(5) The People, on the other hand, failed to provide any evidence refuting that good cause existed for granting an extension. There was thus no reasonable justification for not allowing Alistar additional time to locate defendant, particularly since the law disfavors forfeitures and favors returning to custody fleeing defendants. Sections 1305 and 1306 are to be strictly construed in favor of the surety to avoid harsh results.
People v. Ranger Ins. Co., supra, 99 Cal.App.4th at page 1234.
Denial of Alistar's motions created a disincentive to continue searching for defendant and provided no benefit other than forfeiture of the bond money to the State, which is not the purpose of the forfeiture provisions. "`The object of bail and its forfeiture is to insure the attendance of the accused and his obedience to the orders and judgment of the court.
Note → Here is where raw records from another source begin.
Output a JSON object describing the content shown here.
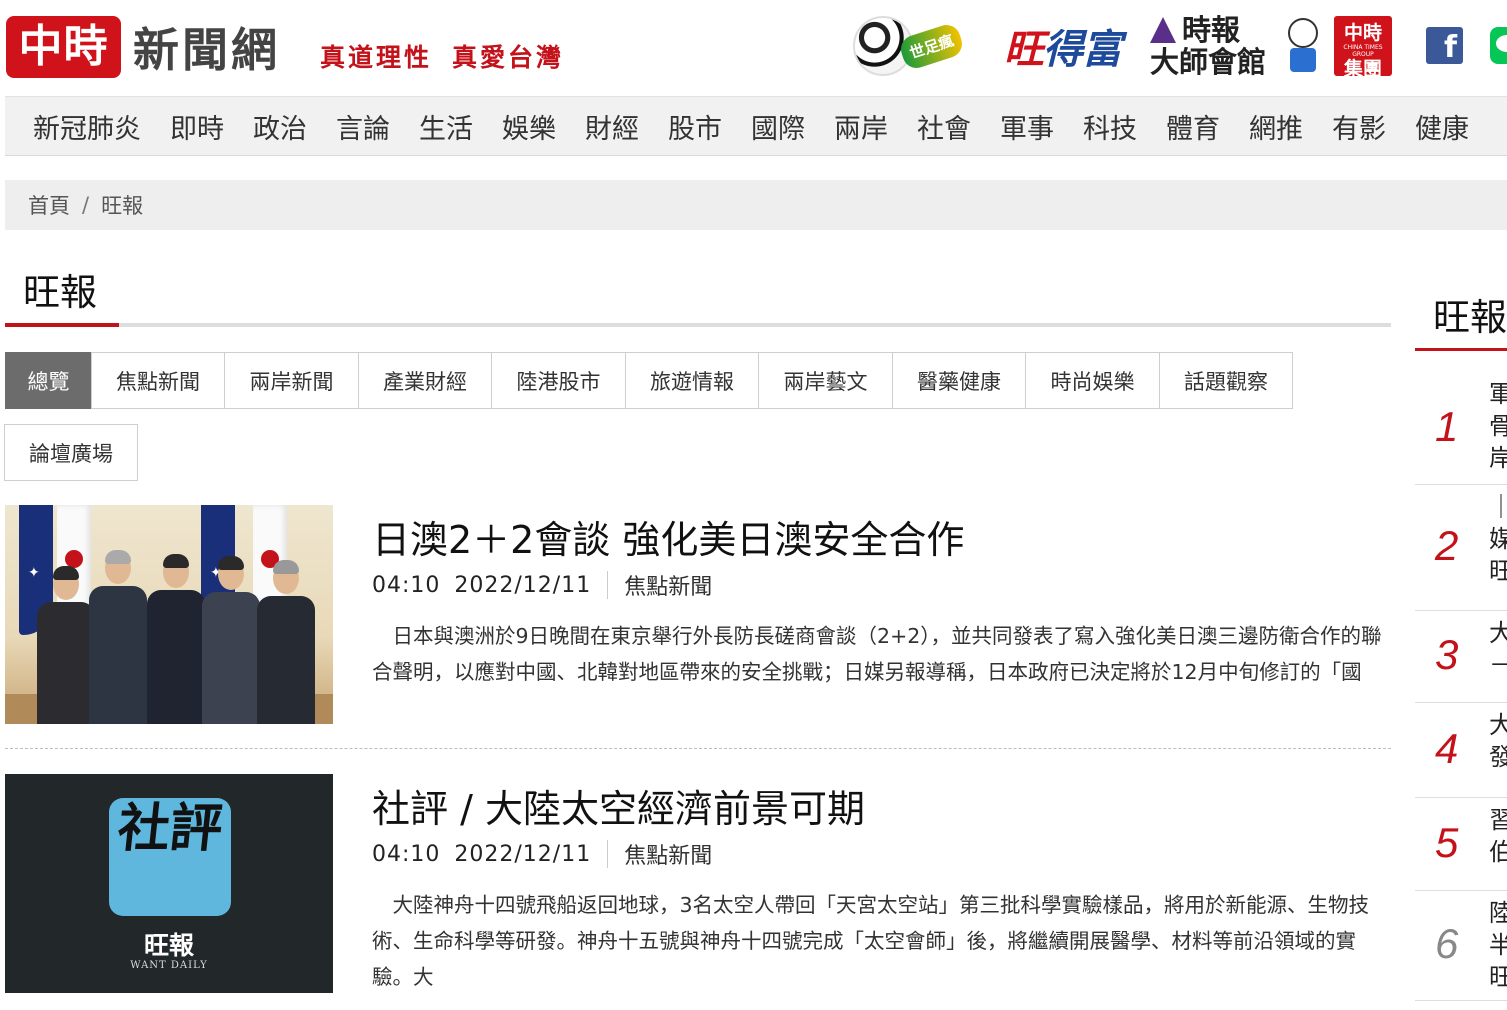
{
  "header": {
    "logo_mark": "中時",
    "logo_text": "新聞網",
    "slogan_1": "真道理性",
    "slogan_2": "真愛台灣",
    "brand_ball_tag": "世足瘋",
    "brand_want_1": "旺",
    "brand_want_2": "得富",
    "brand_times_1": "時報",
    "brand_times_2": "大師會館",
    "brand_ctg_1": "中時",
    "brand_ctg_2": "集團",
    "brand_ctg_sub": "CHINA TIMES GROUP",
    "facebook_glyph": "f"
  },
  "nav": {
    "items": [
      "新冠肺炎",
      "即時",
      "政治",
      "言論",
      "生活",
      "娛樂",
      "財經",
      "股市",
      "國際",
      "兩岸",
      "社會",
      "軍事",
      "科技",
      "體育",
      "網推",
      "有影",
      "健康"
    ]
  },
  "breadcrumb": {
    "home": "首頁",
    "separator": "/",
    "current": "旺報"
  },
  "section": {
    "title": "旺報"
  },
  "tabs": {
    "active_index": 0,
    "items": [
      "總覽",
      "焦點新聞",
      "兩岸新聞",
      "產業財經",
      "陸港股市",
      "旅遊情報",
      "兩岸藝文",
      "醫藥健康",
      "時尚娛樂",
      "話題觀察",
      "論壇廣場"
    ]
  },
  "articles": [
    {
      "title": "日澳2＋2會談 強化美日澳安全合作",
      "time": "04:10",
      "date": "2022/12/11",
      "category": "焦點新聞",
      "excerpt": "日本與澳洲於9日晚間在東京舉行外長防長磋商會談（2+2），並共同發表了寫入強化美日澳三邊防衛合作的聯合聲明，以應對中國、北韓對地區帶來的安全挑戰；日媒另報導稱，日本政府已決定將於12月中旬修訂的「國"
    },
    {
      "title": "社評 / 大陸太空經濟前景可期",
      "time": "04:10",
      "date": "2022/12/11",
      "category": "焦點新聞",
      "excerpt": "大陸神舟十四號飛船返回地球，3名太空人帶回「天宮太空站」第三批科學實驗樣品，將用於新能源、生物技術、生命科學等研發。神舟十五號與神舟十四號完成「太空會師」後，將繼續開展醫學、材料等前沿領域的實驗。大",
      "thumb_big": "社評",
      "thumb_brand": "旺報",
      "thumb_brand_sub": "WANT DAILY"
    }
  ],
  "sidebar": {
    "title": "旺報",
    "ranks": [
      {
        "num": "1",
        "text": "軍骨岸"
      },
      {
        "num": "2",
        "text": "｜媒旺"
      },
      {
        "num": "3",
        "text": "大－"
      },
      {
        "num": "4",
        "text": "大發"
      },
      {
        "num": "5",
        "text": "習伯"
      },
      {
        "num": "6",
        "text": "陸半旺"
      }
    ]
  },
  "colors": {
    "brand_red": "#c4121b",
    "tab_active_bg": "#6c6c6c",
    "nav_bg": "#f1f1f1",
    "facebook": "#3b5998",
    "line": "#06c755"
  }
}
In matters of this kind there should be no element of revenue to the state nor punishment of the surety. [Citation.]' [Citation.]"
People v. Ranger Ins. Co., supra, 99 Cal.App.4th at page 1234.
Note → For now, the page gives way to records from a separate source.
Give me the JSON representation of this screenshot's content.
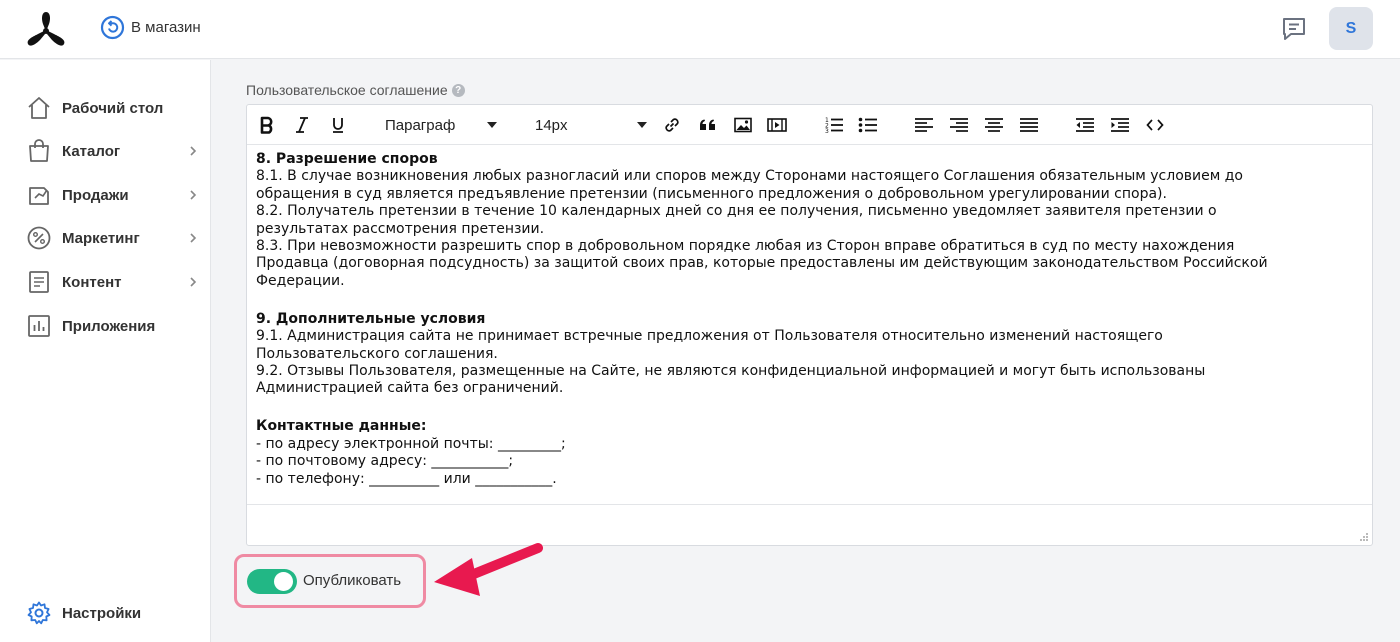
{
  "header": {
    "back_label": "В магазин",
    "avatar_letter": "S",
    "accent_color": "#2f76d9"
  },
  "sidebar": {
    "items": [
      {
        "label": "Рабочий стол",
        "icon": "home-icon",
        "has_chevron": false
      },
      {
        "label": "Каталог",
        "icon": "shopping-bag-icon",
        "has_chevron": true
      },
      {
        "label": "Продажи",
        "icon": "sales-icon",
        "has_chevron": true
      },
      {
        "label": "Маркетинг",
        "icon": "percent-icon",
        "has_chevron": true
      },
      {
        "label": "Контент",
        "icon": "document-icon",
        "has_chevron": true
      },
      {
        "label": "Приложения",
        "icon": "bar-chart-icon",
        "has_chevron": false
      }
    ],
    "settings_label": "Настройки"
  },
  "editor": {
    "field_label": "Пользовательское соглашение",
    "paragraph_select": "Параграф",
    "size_select": "14px",
    "toolbar_buttons": [
      "bold",
      "italic",
      "underline",
      "link",
      "quote",
      "image",
      "video",
      "ordered-list",
      "unordered-list",
      "align-left",
      "align-right",
      "align-center",
      "align-justify",
      "outdent",
      "indent",
      "code"
    ],
    "content": {
      "s8_title": "8. Разрешение споров",
      "s8_lines": [
        "8.1. В случае возникновения любых разногласий или споров между Сторонами настоящего Соглашения обязательным условием до",
        "обращения в суд является предъявление претензии (письменного предложения о добровольном урегулировании спора).",
        "8.2. Получатель претензии в течение 10 календарных дней со дня ее получения, письменно уведомляет заявителя претензии о",
        "результатах рассмотрения претензии.",
        "8.3. При невозможности разрешить спор в добровольном порядке любая из Сторон вправе обратиться в суд по месту нахождения",
        "Продавца (договорная подсудность) за защитой своих прав, которые предоставлены им действующим законодательством Российской",
        "Федерации."
      ],
      "s9_title": "9. Дополнительные условия",
      "s9_lines": [
        "9.1. Администрация сайта не принимает встречные предложения от Пользователя относительно изменений настоящего",
        "Пользовательского соглашения.",
        "9.2. Отзывы Пользователя, размещенные на Сайте, не являются конфиденциальной информацией и могут быть использованы",
        "Администрацией сайта без ограничений."
      ],
      "contacts_title": "Контактные данные:",
      "contacts_lines": [
        "- по адресу электронной почты: _________;",
        "- по почтовому адресу: ___________;",
        "- по телефону: __________ или ___________."
      ]
    }
  },
  "publish": {
    "label": "Опубликовать",
    "enabled": true,
    "toggle_color": "#22b785",
    "highlight_color": "#ef8aa3",
    "arrow_color": "#e8194f"
  }
}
The only argument the People raised in the trial court in opposition to Alistar's extension motions was the claim that bail bond agents, including Alistar, were issuing bonds that were not secured by collateral. But this alone is not a valid basis for finding there was no good cause for granting an extension. There was no evidence the bonds in the instant case were unsecured by collateral or the collateral was insufficient. In addition, the sufficiency of the bond collateral is a matter that could have been addressed at the time of issuance of the bond.
Furthermore, Baker's declaration indicates that there was collateral for the bond since Villa told Baker he was willing to pay off the bail bonds, and it is pure speculation as to whether the collateral for the $30,000 bonds was sufficient.
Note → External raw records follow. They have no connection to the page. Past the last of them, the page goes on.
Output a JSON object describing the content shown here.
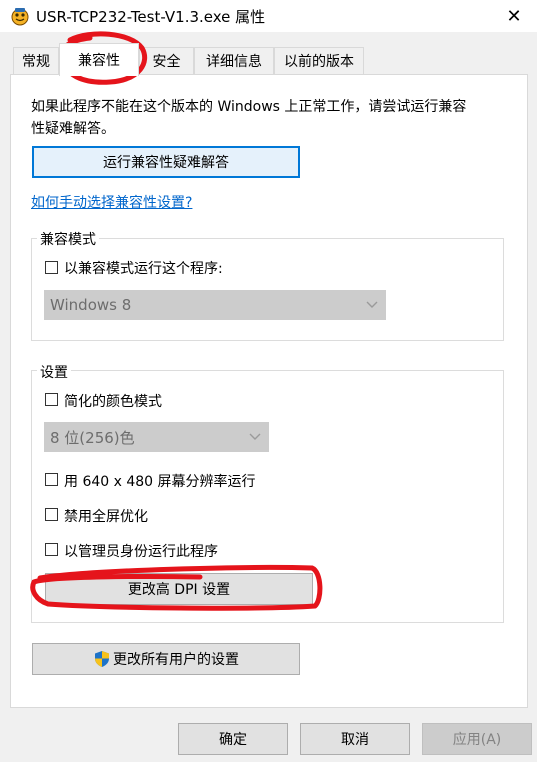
{
  "window": {
    "title": "USR-TCP232-Test-V1.3.exe 属性",
    "close_icon": "✕"
  },
  "tabs": [
    {
      "label": "常规"
    },
    {
      "label": "兼容性"
    },
    {
      "label": "安全"
    },
    {
      "label": "详细信息"
    },
    {
      "label": "以前的版本"
    }
  ],
  "active_tab": "兼容性",
  "compat": {
    "intro_line1": "如果此程序不能在这个版本的 Windows 上正常工作，请尝试运行兼容",
    "intro_line2": "性疑难解答。",
    "troubleshooter_button": "运行兼容性疑难解答",
    "manual_link": "如何手动选择兼容性设置?"
  },
  "compat_mode": {
    "legend": "兼容模式",
    "checkbox_label": "以兼容模式运行这个程序:",
    "checked": false,
    "os_select_value": "Windows 8"
  },
  "settings": {
    "legend": "设置",
    "reduced_color_label": "简化的颜色模式",
    "color_select_value": "8 位(256)色",
    "res_640_label": "用 640 x 480 屏幕分辨率运行",
    "disable_fullscreen_label": "禁用全屏优化",
    "run_as_admin_label": "以管理员身份运行此程序",
    "dpi_button": "更改高 DPI 设置"
  },
  "all_users_button": "更改所有用户的设置",
  "footer": {
    "ok": "确定",
    "cancel": "取消",
    "apply": "应用(A)"
  },
  "colors": {
    "annotation_red": "#e5141b",
    "focus_blue": "#0078d7",
    "link_blue": "#0066cc"
  }
}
We thus conclude the trial court abused its discretion in denying Alistar's motions for an extension of the 180-day period.
We reverse summary judgment entered against Alistar Insurance Company and Ray's Bail Bonds. We direct the trial court on remand to vacate its order denying Alistar Insurance Company and Ray's Bail Bonds' motions to extend time to set aside bail forfeiture on bond Nos. AL2574001745 and AL574001735, and grant the motions for a 180-day extension. In the event, pursuant to the summary judgment, Alistar Insurance Company and/or Ray's Bail Bonds has paid the State of California for the forfeiture of the bonds, including costs and interest, the trial court is directed to order the State to repay this sum and order Alistar Insurance Company and Ray's Bail Bonds to reissue the bonds. Alistar Insurance Company and Ray's Bail Bonds are awarded their costs on appeal.
The People's request for judicial notice filed on August 5, 2003, considered concurrently with this appeal, is denied. The documents in question were not before the trial court and therefore this court will not consider them.
Richli, Acting P.J., and King, J., concurred.
On January 23, 2004, the opinion was modified to read as printed above.